(Beginning of INPUT)

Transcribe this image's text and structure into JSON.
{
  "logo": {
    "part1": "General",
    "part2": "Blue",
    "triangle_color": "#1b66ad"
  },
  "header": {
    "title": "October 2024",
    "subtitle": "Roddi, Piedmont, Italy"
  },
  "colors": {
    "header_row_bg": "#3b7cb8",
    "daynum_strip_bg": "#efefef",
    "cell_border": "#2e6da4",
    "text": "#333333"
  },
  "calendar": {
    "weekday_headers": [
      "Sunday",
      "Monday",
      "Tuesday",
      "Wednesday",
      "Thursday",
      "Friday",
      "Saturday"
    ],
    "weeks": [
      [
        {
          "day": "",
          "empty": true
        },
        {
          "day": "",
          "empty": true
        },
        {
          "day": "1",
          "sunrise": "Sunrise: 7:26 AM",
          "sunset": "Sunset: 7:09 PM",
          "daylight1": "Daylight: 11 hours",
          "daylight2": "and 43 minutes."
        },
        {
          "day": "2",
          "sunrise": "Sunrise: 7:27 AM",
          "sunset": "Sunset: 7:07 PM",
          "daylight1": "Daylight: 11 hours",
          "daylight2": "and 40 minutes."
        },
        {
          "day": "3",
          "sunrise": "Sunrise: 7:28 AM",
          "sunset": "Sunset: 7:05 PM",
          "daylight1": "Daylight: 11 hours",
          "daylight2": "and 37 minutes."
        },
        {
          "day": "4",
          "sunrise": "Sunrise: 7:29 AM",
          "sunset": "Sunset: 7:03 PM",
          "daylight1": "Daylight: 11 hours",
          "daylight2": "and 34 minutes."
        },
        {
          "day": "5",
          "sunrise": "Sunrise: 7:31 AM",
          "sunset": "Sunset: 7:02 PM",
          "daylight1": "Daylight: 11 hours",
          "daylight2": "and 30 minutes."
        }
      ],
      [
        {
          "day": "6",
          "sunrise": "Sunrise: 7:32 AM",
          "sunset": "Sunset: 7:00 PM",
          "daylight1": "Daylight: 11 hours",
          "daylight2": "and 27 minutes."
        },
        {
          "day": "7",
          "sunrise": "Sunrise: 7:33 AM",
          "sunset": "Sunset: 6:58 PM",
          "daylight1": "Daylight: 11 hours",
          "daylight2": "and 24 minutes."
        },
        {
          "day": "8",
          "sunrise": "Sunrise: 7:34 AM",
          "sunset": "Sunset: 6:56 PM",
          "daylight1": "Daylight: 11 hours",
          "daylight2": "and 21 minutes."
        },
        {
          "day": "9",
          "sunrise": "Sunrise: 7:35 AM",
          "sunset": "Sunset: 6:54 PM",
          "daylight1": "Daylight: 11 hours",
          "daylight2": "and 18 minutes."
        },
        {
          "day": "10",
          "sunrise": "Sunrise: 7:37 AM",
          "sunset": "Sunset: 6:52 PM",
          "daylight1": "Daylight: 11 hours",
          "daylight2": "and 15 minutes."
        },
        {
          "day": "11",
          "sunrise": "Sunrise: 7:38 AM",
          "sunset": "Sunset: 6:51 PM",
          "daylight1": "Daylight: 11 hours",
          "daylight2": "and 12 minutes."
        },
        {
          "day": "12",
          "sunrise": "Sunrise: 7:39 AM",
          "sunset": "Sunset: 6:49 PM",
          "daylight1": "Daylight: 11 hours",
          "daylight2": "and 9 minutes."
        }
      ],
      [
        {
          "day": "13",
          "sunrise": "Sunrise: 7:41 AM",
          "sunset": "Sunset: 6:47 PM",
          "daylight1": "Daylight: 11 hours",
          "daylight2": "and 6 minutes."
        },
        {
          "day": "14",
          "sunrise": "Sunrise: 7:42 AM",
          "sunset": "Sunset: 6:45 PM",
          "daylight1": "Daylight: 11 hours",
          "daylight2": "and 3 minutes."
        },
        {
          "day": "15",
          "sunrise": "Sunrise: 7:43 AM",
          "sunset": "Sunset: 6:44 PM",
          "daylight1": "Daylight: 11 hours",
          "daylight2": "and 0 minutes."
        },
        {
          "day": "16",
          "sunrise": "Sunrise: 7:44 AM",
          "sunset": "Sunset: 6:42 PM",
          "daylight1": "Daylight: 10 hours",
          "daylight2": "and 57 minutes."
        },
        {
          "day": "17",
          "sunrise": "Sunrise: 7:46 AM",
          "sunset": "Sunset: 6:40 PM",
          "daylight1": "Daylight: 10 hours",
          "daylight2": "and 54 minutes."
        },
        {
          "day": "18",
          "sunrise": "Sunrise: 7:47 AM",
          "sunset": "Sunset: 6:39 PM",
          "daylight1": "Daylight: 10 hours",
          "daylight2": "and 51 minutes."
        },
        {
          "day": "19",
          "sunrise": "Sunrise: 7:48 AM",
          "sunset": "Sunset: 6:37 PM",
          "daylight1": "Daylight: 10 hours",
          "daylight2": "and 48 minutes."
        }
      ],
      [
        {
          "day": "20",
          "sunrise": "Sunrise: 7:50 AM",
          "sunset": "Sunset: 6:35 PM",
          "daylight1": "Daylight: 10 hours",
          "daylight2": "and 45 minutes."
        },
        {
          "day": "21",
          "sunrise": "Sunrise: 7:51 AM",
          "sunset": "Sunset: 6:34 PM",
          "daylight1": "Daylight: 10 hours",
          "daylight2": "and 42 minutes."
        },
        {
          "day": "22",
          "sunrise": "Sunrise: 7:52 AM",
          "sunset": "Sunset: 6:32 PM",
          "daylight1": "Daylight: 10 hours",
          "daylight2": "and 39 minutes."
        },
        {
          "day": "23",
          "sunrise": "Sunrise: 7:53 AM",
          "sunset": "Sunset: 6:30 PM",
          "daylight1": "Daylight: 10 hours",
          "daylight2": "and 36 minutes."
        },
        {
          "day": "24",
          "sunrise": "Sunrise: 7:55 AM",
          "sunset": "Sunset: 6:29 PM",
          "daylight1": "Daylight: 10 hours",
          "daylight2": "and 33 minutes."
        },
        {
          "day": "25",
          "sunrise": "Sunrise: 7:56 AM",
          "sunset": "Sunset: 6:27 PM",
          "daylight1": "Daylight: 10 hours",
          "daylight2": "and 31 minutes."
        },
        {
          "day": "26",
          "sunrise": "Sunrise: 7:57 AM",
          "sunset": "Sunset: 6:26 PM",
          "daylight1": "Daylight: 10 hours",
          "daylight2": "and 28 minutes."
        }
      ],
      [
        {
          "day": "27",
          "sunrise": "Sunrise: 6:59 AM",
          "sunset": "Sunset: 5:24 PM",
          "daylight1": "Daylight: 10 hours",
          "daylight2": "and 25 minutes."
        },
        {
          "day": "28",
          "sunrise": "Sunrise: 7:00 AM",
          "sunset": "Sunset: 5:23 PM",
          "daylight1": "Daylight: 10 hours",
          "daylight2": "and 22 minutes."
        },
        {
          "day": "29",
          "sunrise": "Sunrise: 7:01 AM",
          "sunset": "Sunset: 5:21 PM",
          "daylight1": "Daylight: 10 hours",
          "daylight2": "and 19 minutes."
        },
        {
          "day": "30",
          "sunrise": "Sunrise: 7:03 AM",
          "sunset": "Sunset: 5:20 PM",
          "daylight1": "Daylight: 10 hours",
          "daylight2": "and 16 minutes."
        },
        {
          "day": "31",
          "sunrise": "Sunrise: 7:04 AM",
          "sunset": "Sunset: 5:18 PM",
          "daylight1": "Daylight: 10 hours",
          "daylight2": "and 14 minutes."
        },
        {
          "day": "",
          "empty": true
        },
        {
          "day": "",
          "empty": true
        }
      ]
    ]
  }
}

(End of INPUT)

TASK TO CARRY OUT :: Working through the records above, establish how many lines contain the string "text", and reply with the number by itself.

PROBLEM SOLUTION :: 2